[WHAT NEEDS TO BE DONE]
All records must be quoted exactly. Omit the pictures.

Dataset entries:
*-*-*

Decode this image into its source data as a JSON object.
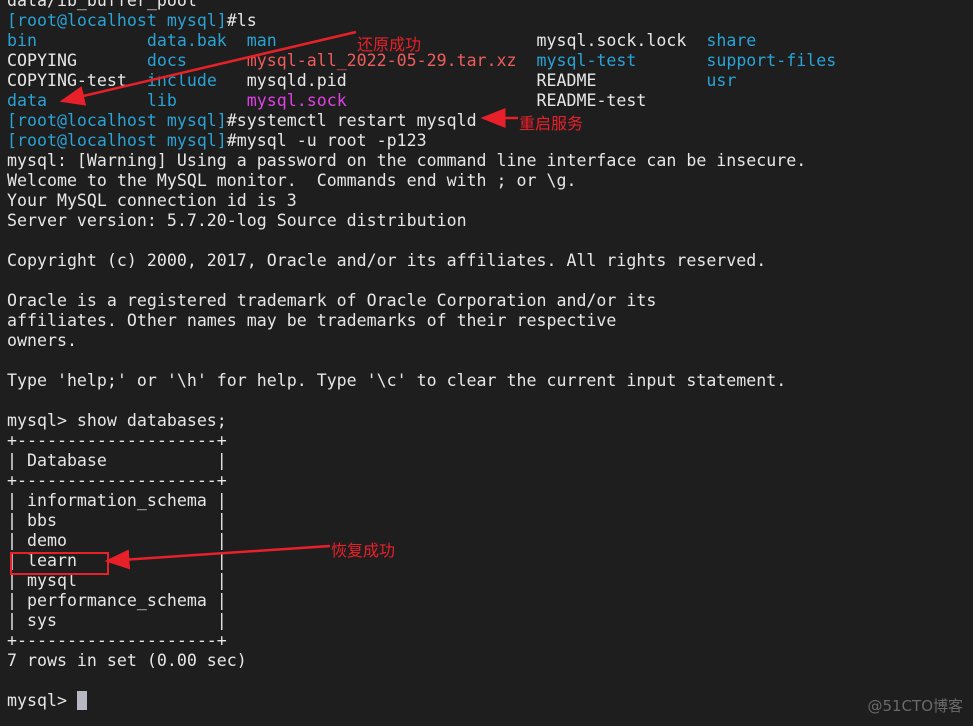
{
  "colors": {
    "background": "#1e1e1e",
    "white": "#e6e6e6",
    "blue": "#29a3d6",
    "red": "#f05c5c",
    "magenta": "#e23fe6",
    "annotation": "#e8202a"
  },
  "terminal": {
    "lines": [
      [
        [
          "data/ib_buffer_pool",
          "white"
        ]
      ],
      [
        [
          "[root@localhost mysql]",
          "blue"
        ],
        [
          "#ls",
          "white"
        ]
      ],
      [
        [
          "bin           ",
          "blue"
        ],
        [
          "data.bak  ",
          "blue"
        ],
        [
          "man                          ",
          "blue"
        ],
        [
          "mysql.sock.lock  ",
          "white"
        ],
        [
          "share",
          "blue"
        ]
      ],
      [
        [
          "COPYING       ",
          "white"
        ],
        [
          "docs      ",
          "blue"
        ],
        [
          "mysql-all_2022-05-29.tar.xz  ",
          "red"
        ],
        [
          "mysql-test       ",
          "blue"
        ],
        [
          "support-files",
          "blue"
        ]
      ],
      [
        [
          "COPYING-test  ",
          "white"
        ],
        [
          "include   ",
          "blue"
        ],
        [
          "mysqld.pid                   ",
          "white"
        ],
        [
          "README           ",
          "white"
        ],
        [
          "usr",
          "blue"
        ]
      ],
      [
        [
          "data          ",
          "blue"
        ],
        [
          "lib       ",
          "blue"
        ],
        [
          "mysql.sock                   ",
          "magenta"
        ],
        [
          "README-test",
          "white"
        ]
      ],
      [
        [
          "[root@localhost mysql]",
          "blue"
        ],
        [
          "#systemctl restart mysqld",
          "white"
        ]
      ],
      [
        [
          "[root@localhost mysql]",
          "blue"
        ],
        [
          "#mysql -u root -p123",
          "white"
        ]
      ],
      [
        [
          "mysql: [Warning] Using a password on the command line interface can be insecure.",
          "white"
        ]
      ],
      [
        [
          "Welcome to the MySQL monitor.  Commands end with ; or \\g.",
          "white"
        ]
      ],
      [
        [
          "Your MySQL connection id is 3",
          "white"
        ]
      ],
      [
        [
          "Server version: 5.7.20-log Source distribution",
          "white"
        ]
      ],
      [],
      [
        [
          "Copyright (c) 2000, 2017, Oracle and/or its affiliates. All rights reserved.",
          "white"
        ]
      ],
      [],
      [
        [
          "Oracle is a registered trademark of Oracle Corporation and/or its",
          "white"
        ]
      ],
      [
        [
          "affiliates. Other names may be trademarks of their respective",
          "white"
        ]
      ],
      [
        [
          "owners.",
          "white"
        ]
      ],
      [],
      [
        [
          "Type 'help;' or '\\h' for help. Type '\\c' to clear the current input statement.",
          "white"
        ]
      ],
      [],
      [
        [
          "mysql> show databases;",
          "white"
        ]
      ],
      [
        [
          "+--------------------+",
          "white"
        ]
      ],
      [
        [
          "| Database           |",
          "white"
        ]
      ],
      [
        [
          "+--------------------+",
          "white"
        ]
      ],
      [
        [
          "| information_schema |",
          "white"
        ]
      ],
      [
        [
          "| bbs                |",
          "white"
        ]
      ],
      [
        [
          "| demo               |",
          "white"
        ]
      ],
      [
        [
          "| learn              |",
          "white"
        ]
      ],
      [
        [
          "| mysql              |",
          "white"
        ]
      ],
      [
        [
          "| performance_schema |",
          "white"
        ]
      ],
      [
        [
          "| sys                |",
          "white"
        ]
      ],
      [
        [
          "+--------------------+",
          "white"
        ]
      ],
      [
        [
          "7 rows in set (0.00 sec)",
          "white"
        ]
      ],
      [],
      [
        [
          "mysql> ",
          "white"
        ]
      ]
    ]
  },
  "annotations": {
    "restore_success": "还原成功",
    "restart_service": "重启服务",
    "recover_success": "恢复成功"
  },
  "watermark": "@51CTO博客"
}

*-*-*

[RESULT OF THE TASK]
Decode this image into its source data as a JSON object.
{
  "colors": {
    "background": "#1e1e1e",
    "white": "#e6e6e6",
    "blue": "#29a3d6",
    "red": "#f05c5c",
    "magenta": "#e23fe6",
    "annotation": "#e8202a"
  },
  "terminal": {
    "lines": [
      [
        [
          "data/ib_buffer_pool",
          "white"
        ]
      ],
      [
        [
          "[root@localhost mysql]",
          "blue"
        ],
        [
          "#ls",
          "white"
        ]
      ],
      [
        [
          "bin           ",
          "blue"
        ],
        [
          "data.bak  ",
          "blue"
        ],
        [
          "man                          ",
          "blue"
        ],
        [
          "mysql.sock.lock  ",
          "white"
        ],
        [
          "share",
          "blue"
        ]
      ],
      [
        [
          "COPYING       ",
          "white"
        ],
        [
          "docs      ",
          "blue"
        ],
        [
          "mysql-all_2022-05-29.tar.xz  ",
          "red"
        ],
        [
          "mysql-test       ",
          "blue"
        ],
        [
          "support-files",
          "blue"
        ]
      ],
      [
        [
          "COPYING-test  ",
          "white"
        ],
        [
          "include   ",
          "blue"
        ],
        [
          "mysqld.pid                   ",
          "white"
        ],
        [
          "README           ",
          "white"
        ],
        [
          "usr",
          "blue"
        ]
      ],
      [
        [
          "data          ",
          "blue"
        ],
        [
          "lib       ",
          "blue"
        ],
        [
          "mysql.sock                   ",
          "magenta"
        ],
        [
          "README-test",
          "white"
        ]
      ],
      [
        [
          "[root@localhost mysql]",
          "blue"
        ],
        [
          "#systemctl restart mysqld",
          "white"
        ]
      ],
      [
        [
          "[root@localhost mysql]",
          "blue"
        ],
        [
          "#mysql -u root -p123",
          "white"
        ]
      ],
      [
        [
          "mysql: [Warning] Using a password on the command line interface can be insecure.",
          "white"
        ]
      ],
      [
        [
          "Welcome to the MySQL monitor.  Commands end with ; or \\g.",
          "white"
        ]
      ],
      [
        [
          "Your MySQL connection id is 3",
          "white"
        ]
      ],
      [
        [
          "Server version: 5.7.20-log Source distribution",
          "white"
        ]
      ],
      [],
      [
        [
          "Copyright (c) 2000, 2017, Oracle and/or its affiliates. All rights reserved.",
          "white"
        ]
      ],
      [],
      [
        [
          "Oracle is a registered trademark of Oracle Corporation and/or its",
          "white"
        ]
      ],
      [
        [
          "affiliates. Other names may be trademarks of their respective",
          "white"
        ]
      ],
      [
        [
          "owners.",
          "white"
        ]
      ],
      [],
      [
        [
          "Type 'help;' or '\\h' for help. Type '\\c' to clear the current input statement.",
          "white"
        ]
      ],
      [],
      [
        [
          "mysql> show databases;",
          "white"
        ]
      ],
      [
        [
          "+--------------------+",
          "white"
        ]
      ],
      [
        [
          "| Database           |",
          "white"
        ]
      ],
      [
        [
          "+--------------------+",
          "white"
        ]
      ],
      [
        [
          "| information_schema |",
          "white"
        ]
      ],
      [
        [
          "| bbs                |",
          "white"
        ]
      ],
      [
        [
          "| demo               |",
          "white"
        ]
      ],
      [
        [
          "| learn              |",
          "white"
        ]
      ],
      [
        [
          "| mysql              |",
          "white"
        ]
      ],
      [
        [
          "| performance_schema |",
          "white"
        ]
      ],
      [
        [
          "| sys                |",
          "white"
        ]
      ],
      [
        [
          "+--------------------+",
          "white"
        ]
      ],
      [
        [
          "7 rows in set (0.00 sec)",
          "white"
        ]
      ],
      [],
      [
        [
          "mysql> ",
          "white"
        ]
      ]
    ]
  },
  "annotations": {
    "restore_success": "还原成功",
    "restart_service": "重启服务",
    "recover_success": "恢复成功"
  },
  "watermark": "@51CTO博客"
}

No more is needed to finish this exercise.